Problem statement: Find all the lines in the material below with the word "JSON", and copy them.

Material provided:
Segment Open

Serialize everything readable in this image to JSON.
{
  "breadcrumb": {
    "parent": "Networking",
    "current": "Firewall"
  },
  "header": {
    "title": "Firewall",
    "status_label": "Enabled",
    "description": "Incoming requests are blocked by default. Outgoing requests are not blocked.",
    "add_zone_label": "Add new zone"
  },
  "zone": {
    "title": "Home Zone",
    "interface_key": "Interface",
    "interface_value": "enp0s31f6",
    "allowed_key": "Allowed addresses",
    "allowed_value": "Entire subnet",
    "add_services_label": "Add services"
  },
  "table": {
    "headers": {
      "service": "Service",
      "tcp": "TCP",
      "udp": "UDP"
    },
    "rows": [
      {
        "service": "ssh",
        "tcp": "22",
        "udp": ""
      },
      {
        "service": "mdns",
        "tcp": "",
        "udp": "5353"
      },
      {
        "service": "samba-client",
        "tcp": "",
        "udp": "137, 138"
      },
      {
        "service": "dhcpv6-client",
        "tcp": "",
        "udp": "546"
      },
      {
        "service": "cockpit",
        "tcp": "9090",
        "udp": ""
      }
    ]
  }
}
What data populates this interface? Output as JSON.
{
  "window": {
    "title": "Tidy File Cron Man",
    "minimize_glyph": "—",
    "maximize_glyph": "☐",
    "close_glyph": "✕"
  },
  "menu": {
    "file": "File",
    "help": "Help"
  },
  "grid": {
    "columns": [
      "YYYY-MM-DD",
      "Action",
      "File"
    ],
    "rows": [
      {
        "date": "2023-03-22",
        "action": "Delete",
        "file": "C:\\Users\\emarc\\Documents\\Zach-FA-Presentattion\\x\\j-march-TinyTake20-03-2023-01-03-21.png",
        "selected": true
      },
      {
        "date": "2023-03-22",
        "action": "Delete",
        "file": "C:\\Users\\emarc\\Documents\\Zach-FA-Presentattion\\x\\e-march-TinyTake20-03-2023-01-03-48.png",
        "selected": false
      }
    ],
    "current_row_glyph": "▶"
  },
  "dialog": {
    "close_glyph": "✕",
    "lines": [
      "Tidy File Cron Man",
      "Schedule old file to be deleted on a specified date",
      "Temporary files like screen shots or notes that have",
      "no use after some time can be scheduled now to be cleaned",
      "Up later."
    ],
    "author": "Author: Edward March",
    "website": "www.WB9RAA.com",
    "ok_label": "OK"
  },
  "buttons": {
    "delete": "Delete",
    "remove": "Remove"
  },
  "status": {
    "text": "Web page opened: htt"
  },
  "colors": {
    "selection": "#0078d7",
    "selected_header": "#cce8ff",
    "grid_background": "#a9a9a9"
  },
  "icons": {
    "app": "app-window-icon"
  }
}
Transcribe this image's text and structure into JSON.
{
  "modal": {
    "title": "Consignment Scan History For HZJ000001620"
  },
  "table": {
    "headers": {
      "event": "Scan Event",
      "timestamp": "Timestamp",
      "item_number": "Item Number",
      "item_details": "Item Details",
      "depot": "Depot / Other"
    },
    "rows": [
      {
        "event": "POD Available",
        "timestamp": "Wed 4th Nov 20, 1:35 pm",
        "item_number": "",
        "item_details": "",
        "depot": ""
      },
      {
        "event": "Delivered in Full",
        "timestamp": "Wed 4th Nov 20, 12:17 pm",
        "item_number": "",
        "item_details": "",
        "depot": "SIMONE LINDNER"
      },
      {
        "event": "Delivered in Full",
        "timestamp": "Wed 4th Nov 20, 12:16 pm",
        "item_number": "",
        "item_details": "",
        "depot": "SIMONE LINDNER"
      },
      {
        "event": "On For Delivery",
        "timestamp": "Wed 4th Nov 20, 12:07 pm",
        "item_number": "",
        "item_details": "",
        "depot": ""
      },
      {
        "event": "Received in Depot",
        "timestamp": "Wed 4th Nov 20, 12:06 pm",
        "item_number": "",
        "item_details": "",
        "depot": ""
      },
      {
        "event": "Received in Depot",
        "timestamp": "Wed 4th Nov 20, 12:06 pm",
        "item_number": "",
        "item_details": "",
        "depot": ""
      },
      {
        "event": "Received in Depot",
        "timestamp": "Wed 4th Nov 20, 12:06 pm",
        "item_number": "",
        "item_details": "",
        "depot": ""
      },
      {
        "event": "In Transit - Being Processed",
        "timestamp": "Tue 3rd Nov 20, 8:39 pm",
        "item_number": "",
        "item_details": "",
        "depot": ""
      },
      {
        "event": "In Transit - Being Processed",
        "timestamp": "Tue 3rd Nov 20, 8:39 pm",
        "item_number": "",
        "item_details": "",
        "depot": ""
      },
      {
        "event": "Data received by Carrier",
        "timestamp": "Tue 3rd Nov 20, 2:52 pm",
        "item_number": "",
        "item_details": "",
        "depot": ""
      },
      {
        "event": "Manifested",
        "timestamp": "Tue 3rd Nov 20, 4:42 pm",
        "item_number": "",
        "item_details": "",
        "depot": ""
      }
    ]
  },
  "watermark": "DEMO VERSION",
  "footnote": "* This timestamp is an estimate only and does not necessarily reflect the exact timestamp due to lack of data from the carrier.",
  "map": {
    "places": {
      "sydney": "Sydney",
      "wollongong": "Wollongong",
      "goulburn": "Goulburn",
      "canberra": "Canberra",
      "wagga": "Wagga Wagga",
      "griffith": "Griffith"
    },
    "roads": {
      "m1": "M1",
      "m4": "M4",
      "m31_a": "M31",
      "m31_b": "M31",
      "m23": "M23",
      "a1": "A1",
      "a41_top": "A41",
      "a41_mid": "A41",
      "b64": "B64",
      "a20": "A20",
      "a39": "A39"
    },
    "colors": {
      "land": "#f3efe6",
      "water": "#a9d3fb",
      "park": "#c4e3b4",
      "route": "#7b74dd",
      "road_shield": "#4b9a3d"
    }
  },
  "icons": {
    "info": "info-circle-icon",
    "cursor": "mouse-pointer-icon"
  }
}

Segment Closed

Answer to the problem:
Serialize everything readable in this image to JSON.
What data populates this interface? Output as JSON.
Transcribe this image's text and structure into JSON.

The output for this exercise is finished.